◆ Work to be completed ◆
Return each entry word for word, without its pictures.

(Excerpts from an interface dataset)
※

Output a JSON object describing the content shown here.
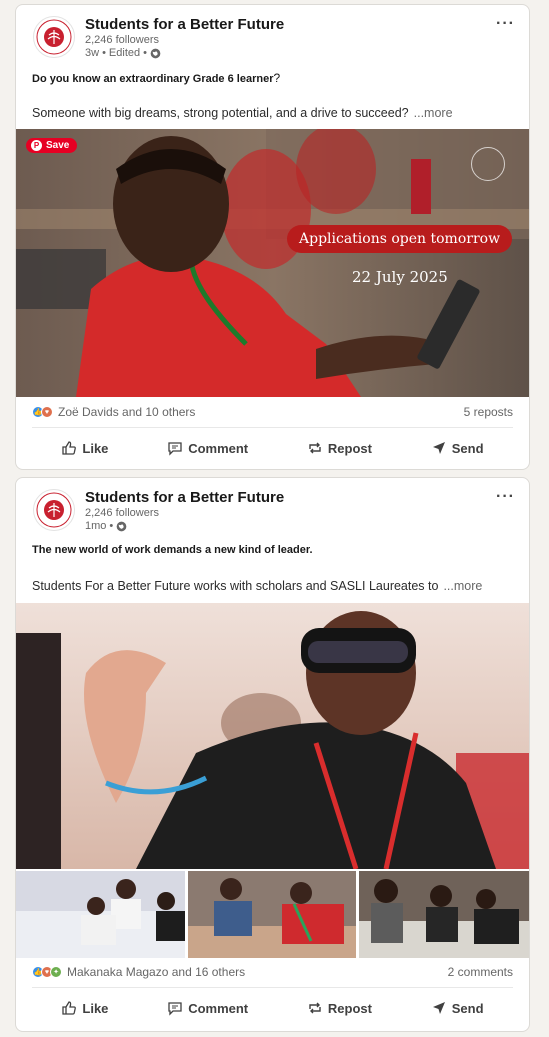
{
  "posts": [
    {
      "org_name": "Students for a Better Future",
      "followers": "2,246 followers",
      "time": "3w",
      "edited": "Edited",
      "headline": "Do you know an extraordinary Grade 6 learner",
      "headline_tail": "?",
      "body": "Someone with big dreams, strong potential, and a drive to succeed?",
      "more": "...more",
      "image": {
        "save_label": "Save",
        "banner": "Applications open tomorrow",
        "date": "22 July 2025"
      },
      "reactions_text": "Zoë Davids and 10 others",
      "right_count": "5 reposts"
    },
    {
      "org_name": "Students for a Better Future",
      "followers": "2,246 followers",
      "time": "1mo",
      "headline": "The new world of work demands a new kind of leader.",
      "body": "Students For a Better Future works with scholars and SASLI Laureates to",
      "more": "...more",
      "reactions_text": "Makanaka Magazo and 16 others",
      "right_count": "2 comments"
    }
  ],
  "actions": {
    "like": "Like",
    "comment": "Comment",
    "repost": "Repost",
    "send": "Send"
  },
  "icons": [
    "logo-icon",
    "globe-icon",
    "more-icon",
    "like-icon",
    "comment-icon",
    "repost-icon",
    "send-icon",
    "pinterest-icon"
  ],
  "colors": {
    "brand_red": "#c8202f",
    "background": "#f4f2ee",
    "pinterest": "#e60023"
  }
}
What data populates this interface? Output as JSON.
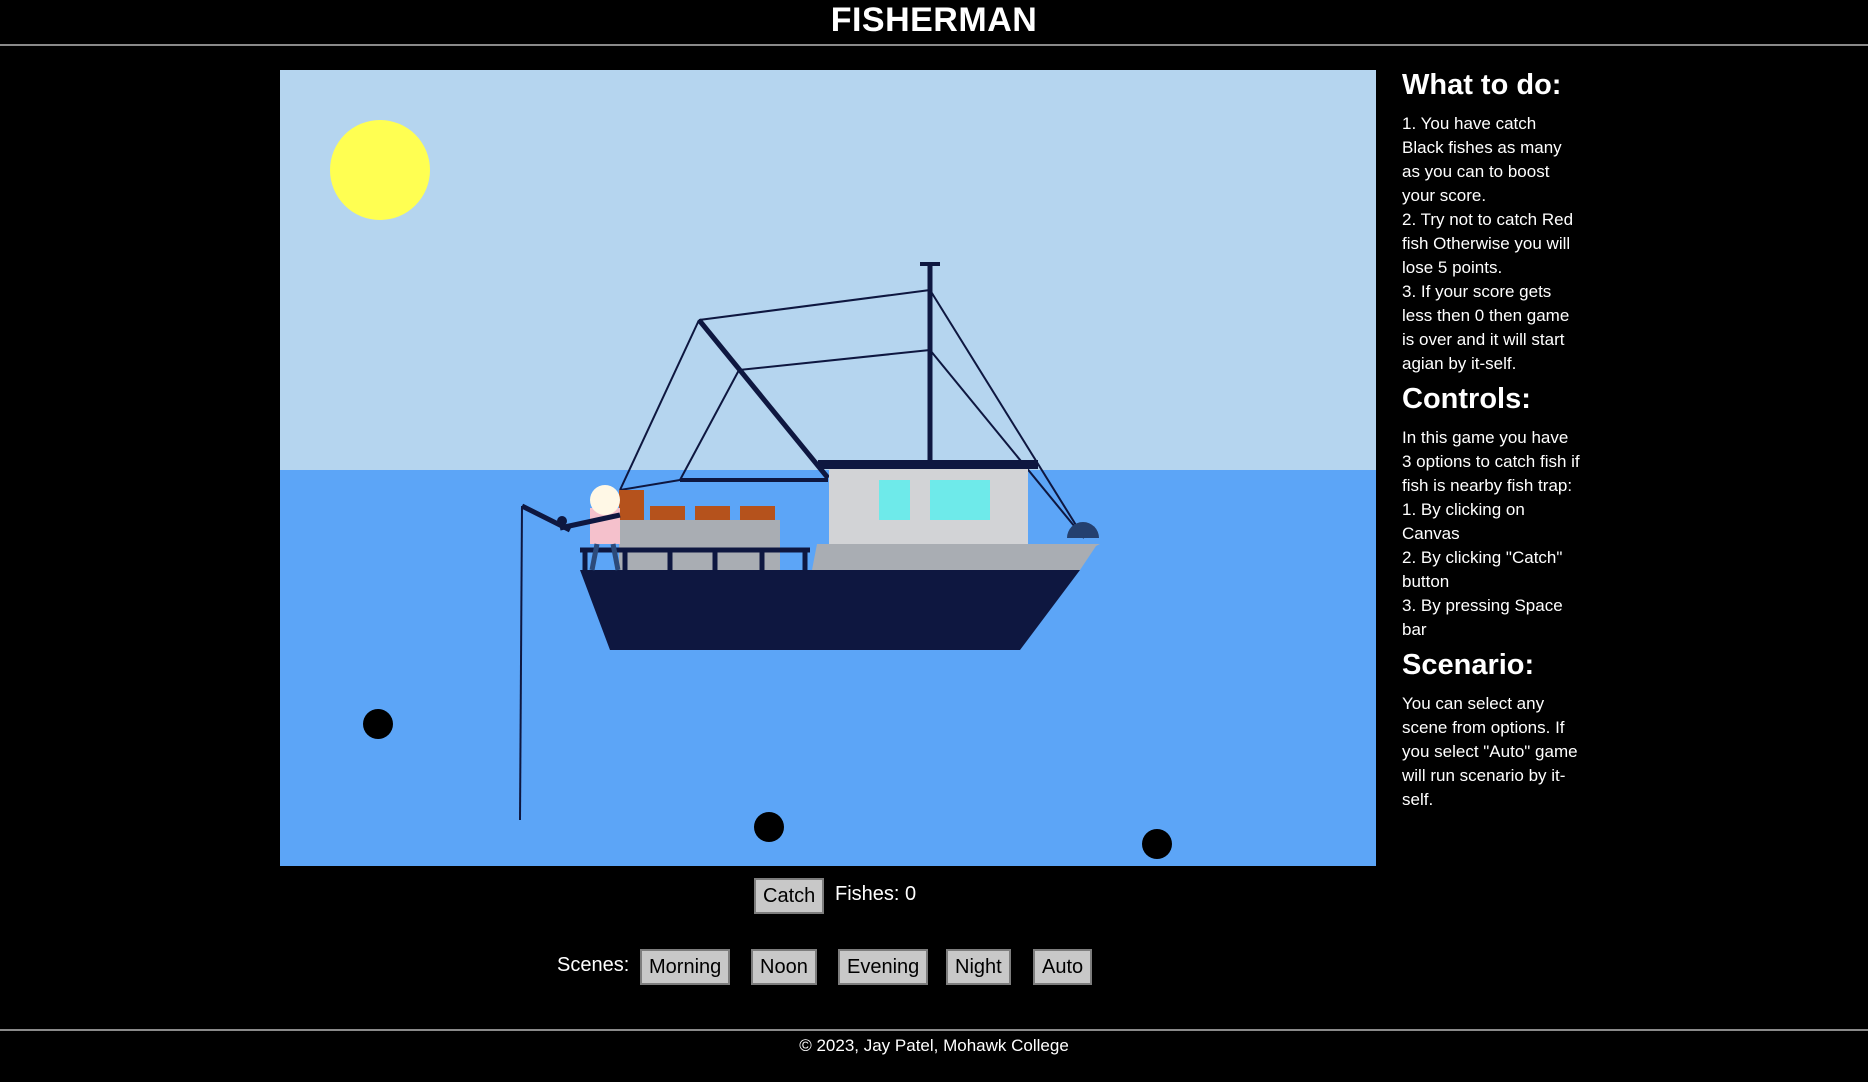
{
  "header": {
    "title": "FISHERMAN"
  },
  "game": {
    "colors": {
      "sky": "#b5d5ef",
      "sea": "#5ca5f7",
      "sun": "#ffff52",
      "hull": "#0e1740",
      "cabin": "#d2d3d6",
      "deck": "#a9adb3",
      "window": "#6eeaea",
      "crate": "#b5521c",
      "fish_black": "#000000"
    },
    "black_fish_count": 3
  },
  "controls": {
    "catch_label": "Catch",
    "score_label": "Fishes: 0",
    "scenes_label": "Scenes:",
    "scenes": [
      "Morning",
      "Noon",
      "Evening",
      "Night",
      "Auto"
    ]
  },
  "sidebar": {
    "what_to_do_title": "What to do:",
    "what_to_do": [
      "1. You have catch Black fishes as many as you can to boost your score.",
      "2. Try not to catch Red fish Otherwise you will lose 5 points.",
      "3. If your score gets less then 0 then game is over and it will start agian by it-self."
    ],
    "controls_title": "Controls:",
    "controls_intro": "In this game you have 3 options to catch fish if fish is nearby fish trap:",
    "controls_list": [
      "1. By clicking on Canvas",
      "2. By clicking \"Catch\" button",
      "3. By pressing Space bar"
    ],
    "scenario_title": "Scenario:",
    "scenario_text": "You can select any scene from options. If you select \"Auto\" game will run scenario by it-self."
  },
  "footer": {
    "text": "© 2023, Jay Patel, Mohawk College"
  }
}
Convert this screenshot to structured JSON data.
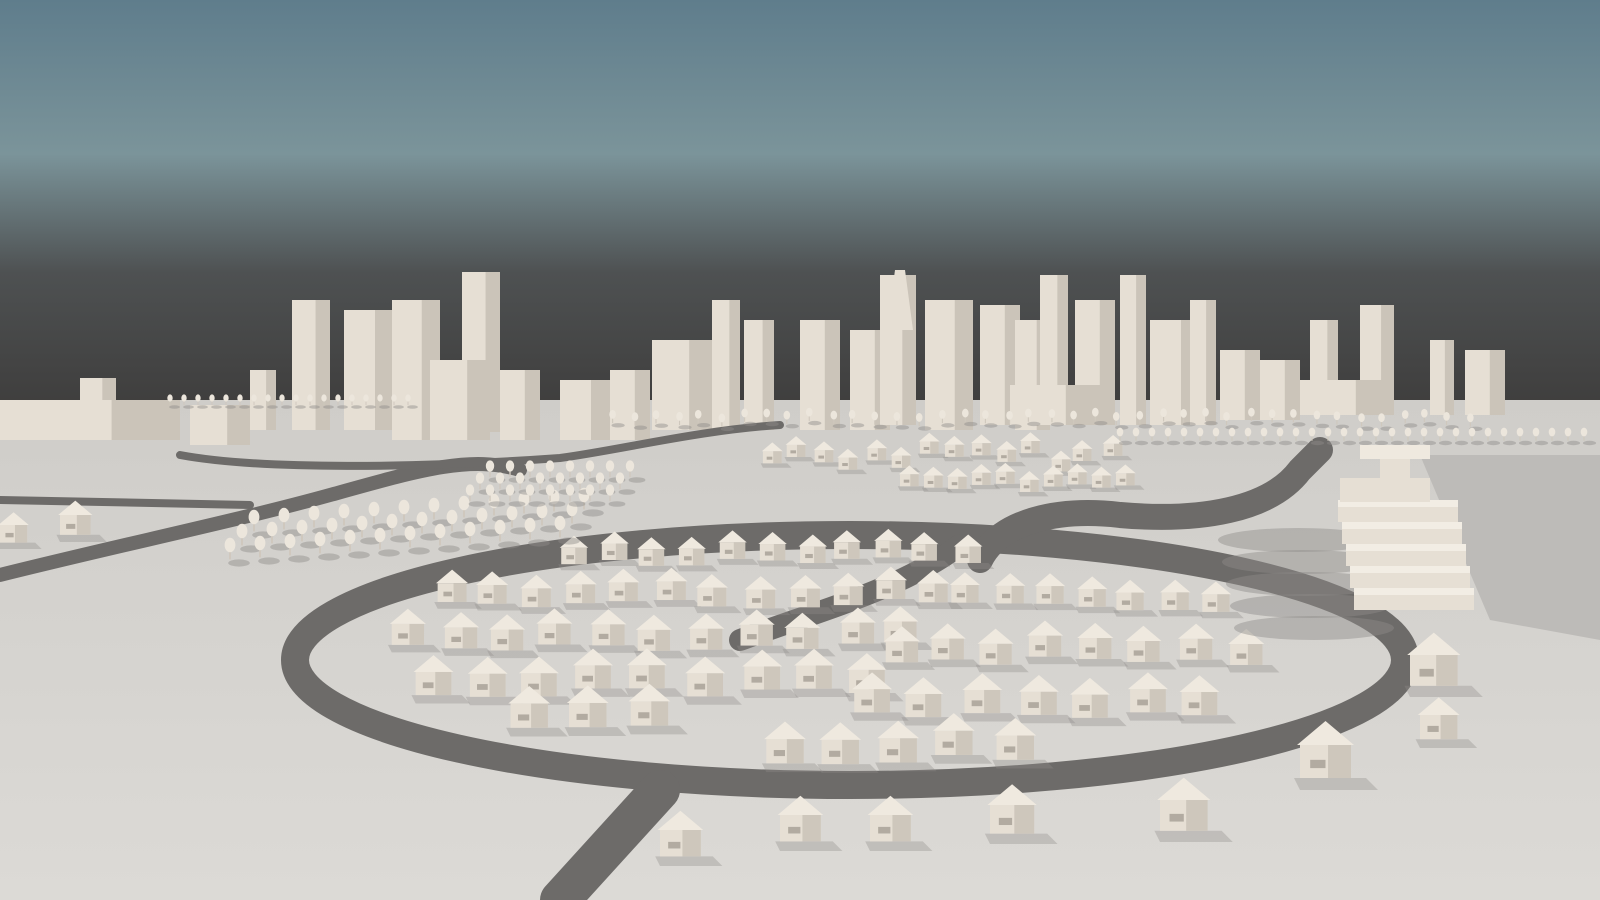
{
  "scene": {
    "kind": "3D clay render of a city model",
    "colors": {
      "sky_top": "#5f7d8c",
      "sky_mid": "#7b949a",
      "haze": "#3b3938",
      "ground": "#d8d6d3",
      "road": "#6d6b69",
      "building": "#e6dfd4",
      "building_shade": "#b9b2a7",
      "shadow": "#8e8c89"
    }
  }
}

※

◆ Task answer ◆
Output a JSON object describing the content shown here.
{
  "posts": [
    {
      "org_name": "Students for a Better Future",
      "followers": "2,246 followers",
      "time": "3w",
      "edited": "Edited",
      "headline": "Do you know an extraordinary Grade 6 learner",
      "headline_tail": "?",
      "body": "Someone with big dreams, strong potential, and a drive to succeed?",
      "more": "...more",
      "image": {
        "save_label": "Save",
        "banner": "Applications open tomorrow",
        "date": "22 July 2025"
      },
      "reactions_text": "Zoë Davids and 10 others",
      "right_count": "5 reposts"
    },
    {
      "org_name": "Students for a Better Future",
      "followers": "2,246 followers",
      "time": "1mo",
      "headline": "The new world of work demands a new kind of leader.",
      "body": "Students For a Better Future works with scholars and SASLI Laureates to",
      "more": "...more",
      "reactions_text": "Makanaka Magazo and 16 others",
      "right_count": "2 comments"
    }
  ],
  "actions": {
    "like": "Like",
    "comment": "Comment",
    "repost": "Repost",
    "send": "Send"
  },
  "icons": [
    "logo-icon",
    "globe-icon",
    "more-icon",
    "like-icon",
    "comment-icon",
    "repost-icon",
    "send-icon",
    "pinterest-icon"
  ],
  "colors": {
    "brand_red": "#c8202f",
    "background": "#f4f2ee",
    "pinterest": "#e60023"
  }
}
What data populates this interface? Output as JSON.
{
  "header": {
    "title": "FISHERMAN"
  },
  "game": {
    "colors": {
      "sky": "#b5d5ef",
      "sea": "#5ca5f7",
      "sun": "#ffff52",
      "hull": "#0e1740",
      "cabin": "#d2d3d6",
      "deck": "#a9adb3",
      "window": "#6eeaea",
      "crate": "#b5521c",
      "fish_black": "#000000"
    },
    "black_fish_count": 3
  },
  "controls": {
    "catch_label": "Catch",
    "score_label": "Fishes: 0",
    "scenes_label": "Scenes:",
    "scenes": [
      "Morning",
      "Noon",
      "Evening",
      "Night",
      "Auto"
    ]
  },
  "sidebar": {
    "what_to_do_title": "What to do:",
    "what_to_do": [
      "1. You have catch Black fishes as many as you can to boost your score.",
      "2. Try not to catch Red fish Otherwise you will lose 5 points.",
      "3. If your score gets less then 0 then game is over and it will start agian by it-self."
    ],
    "controls_title": "Controls:",
    "controls_intro": "In this game you have 3 options to catch fish if fish is nearby fish trap:",
    "controls_list": [
      "1. By clicking on Canvas",
      "2. By clicking \"Catch\" button",
      "3. By pressing Space bar"
    ],
    "scenario_title": "Scenario:",
    "scenario_text": "You can select any scene from options. If you select \"Auto\" game will run scenario by it-self."
  },
  "footer": {
    "text": "© 2023, Jay Patel, Mohawk College"
  }
}
Convert this screenshot to structured JSON data.
{
  "scene": {
    "kind": "3D clay render of a city model",
    "colors": {
      "sky_top": "#5f7d8c",
      "sky_mid": "#7b949a",
      "haze": "#3b3938",
      "ground": "#d8d6d3",
      "road": "#6d6b69",
      "building": "#e6dfd4",
      "building_shade": "#b9b2a7",
      "shadow": "#8e8c89"
    }
  }
}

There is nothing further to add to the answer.